__DIRECTIONS__.
The answer should be one number, the count of lines in the data with "Muhammad".

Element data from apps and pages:

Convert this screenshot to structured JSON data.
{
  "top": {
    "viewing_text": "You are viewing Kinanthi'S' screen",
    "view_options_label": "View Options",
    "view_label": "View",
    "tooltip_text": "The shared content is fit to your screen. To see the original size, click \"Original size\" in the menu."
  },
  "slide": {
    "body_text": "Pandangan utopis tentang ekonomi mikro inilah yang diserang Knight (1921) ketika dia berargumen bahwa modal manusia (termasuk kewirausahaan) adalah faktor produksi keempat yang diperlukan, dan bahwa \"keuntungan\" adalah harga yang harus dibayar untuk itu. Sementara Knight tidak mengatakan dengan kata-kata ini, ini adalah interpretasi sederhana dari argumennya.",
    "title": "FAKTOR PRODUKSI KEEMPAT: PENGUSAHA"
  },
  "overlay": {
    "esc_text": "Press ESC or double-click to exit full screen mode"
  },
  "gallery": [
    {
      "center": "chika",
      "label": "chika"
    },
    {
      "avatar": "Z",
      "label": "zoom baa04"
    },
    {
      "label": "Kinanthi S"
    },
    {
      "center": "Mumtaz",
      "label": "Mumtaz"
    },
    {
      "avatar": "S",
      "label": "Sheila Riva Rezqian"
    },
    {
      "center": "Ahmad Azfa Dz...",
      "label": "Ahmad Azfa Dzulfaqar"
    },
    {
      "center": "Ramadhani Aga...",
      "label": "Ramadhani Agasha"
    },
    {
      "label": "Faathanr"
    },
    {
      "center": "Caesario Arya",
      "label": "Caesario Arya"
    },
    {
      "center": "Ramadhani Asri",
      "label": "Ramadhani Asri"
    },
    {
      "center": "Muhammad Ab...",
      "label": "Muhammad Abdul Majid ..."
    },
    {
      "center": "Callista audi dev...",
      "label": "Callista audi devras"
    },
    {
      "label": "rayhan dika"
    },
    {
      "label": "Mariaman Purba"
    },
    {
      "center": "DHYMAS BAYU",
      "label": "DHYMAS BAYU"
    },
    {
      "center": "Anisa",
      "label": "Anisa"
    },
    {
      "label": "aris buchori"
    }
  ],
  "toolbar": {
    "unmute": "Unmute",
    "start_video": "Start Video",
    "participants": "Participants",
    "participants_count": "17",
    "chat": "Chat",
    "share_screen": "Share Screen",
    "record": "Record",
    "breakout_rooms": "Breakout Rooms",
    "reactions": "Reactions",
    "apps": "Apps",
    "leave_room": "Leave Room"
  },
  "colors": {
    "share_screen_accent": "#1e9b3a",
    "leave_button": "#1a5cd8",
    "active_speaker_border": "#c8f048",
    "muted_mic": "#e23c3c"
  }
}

__RESULT OF THE TASK__.
2